You are here
Australia's Crown readies high-stakes casino tower yet pledges remain outstanding
[SYDNEY] Pledges Crown Resorts made to win approval for a US$1.6 billion casino tower are far from materialising on the eve of its launch, highlighting its shaky position as a regulator decides if it can run the business on which it has bet its future.
A community college to turn hundreds of disadvantaged youths into casino staff is up to a year behind schedule. A plan to helicopter VIPs to ski slopes has been voided by the sale of said slopes. And a A$1.4 billion (S$1.37 billion) tax contribution over a decade might end up a lot less over a longer period.
The gap between promises made when seeking planning approval seven years ago and what will be delivered at the Sydney tower's December opening raises further questions of corporate governance at Crown - a firm berated during a regulatory probe for publishing misleading advertisements and accused of "arrogant indifference to compliance".

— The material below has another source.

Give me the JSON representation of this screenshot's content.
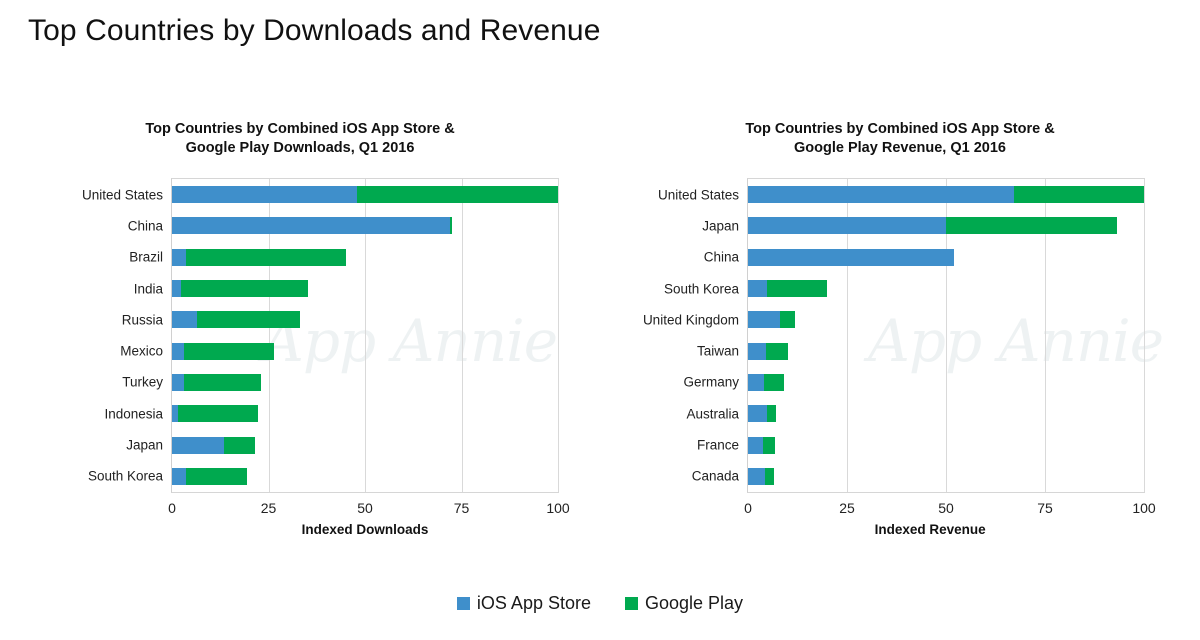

"I can't see how the numbers are going to stack up, at least in the short run," said a former New South Wales government official directly involved in granting Crown approval, and who is no longer associated with the project so requested anonymity.

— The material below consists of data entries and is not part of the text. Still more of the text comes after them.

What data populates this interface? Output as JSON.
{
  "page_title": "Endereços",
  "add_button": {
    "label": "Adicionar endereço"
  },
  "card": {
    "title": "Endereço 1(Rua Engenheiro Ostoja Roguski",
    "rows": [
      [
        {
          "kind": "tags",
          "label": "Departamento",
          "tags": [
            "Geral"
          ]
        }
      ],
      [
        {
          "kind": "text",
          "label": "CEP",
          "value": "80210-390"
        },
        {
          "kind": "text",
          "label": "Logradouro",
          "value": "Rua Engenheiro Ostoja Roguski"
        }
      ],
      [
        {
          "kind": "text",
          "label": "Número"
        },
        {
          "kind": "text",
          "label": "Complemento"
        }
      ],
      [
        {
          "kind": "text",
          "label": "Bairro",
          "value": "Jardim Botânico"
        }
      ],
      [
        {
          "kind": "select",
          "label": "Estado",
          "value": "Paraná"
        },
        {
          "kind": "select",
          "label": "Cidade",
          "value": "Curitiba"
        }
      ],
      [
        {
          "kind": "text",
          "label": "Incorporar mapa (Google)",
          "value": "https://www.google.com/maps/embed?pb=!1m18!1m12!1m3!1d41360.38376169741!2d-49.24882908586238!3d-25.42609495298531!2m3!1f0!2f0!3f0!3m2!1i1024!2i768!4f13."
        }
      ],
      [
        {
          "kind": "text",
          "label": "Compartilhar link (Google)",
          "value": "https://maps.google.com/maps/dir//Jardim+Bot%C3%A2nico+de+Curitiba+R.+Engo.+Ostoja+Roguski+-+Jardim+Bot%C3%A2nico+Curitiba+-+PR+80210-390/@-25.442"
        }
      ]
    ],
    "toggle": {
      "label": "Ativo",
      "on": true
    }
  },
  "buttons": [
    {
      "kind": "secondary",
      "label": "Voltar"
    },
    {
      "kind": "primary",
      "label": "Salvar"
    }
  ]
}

"We asked every question that we thought we needed to. It did seem like they were making a lot of promises." Crown hoped to milk booming Chinese demand when it pitched the 75-floor tower overlooking Sydney Harbour Bridge in June 2013 and won approval in July - months after Xi Jinping became premier of China, where Macau was peaking at eight times the gambling revenue of Las Vegas.
Mr Xi's anti-gambling campaign two years later hammered demand, and led to the jailing of 16 Crown staff in China and Crown's withdrawal from the country. Crown kept wooing Chinese gamblers through tour operators, but reports of operators' criminal links left Crown's new casino licence at the mercy of an inquiry.
The regulator suspended the licence on Wednesday until the inquiry reports its recommendations in February, citing Crown's own evidence that it facilitated money laundering. That means when Crown opens its new flagship resort next month, it will have to rely on restaurant and hotel takings - and even those will be from domestic tourists as Covid-19 keeps borders closed.
What won't be opening anytime soon is the widely publicised college which Crown said would produce staff by the time the doors open.
A Crown spokesperson said the college is part of an external project where construction has been delayed by six to 12 months.
Crown remains "totally committed", she said, and in October began "development and implementation of school-based traineeship placements".
Crown also won't be flying "high net worth guests" to a ski resort owned in 2013 by company founder James Packer, a perk its pitch said would boost Australia's appeal. The resort was sold two years later, voiding the plan.
Crown's spokesperson declined to comment on the ski plan, or on the A$1.4 billion that Crown in its pitch said it would pay in state gambling tax in its first decade.
UBS expects China's gambling crackdown to squeeze the VIP market for years, and so forecasts Crown's tax to be closer to A$1 billion in 15 years. Still, that meets a binding condition of planning approval, as also promised.
"We know about how to translate their numbers into impacts on the broader economy, but in terms of how their business goes, nobody knows more about Crown's business than Crown," said Jerome Fahrer, a director of ACIL Allen Consulting, which supplied some economic forecasts for Crown's pitch.
"Things change over time, and that's the way these things go. We can only work with the best information we have at the time."
Mr Packer's spokesperson declined to comment. Testifying at the inquiry in October, the billionaire said the collapse in Chinese outbound casino tourism meant it was "highly doubtful that we're going to go anywhere near our original figures".
Still, not all Crown's pitch promises will go unrealised.
Demand dynamics may have changed yet Crown plans to hire 2,000 people for the tower, more than the 1,250 promised in 2013.
Though Crown's New South Wales gaming licence is on ice for now, the state government may hesitate to cancel it permanently and lose A$1 billion in guaranteed tax revenue, analysts said.
Should that happen, Crown would likely run the 271 metre tower as a luxury hotel and entertainment hub, and recoup some of its investment selling the 82 tower apartments for tens of millions of dollars apiece, they said.
It would also continue to operate casinos in Melbourne, in Victoria state, and Perth, in Western Australia. Even so, the Victoria's regulator has begun disciplinary action over revelations at the New South Wales inquiry, and the firm is under investigation by the federal financial crime watchdog.
"The challenge... will be to restore the integrity of the business over the period impacted by the pandemic, and be in a position to operate at full capacity thereafter," said Angus Gluskie, managing director of White Funds Management, which holds Crown shares.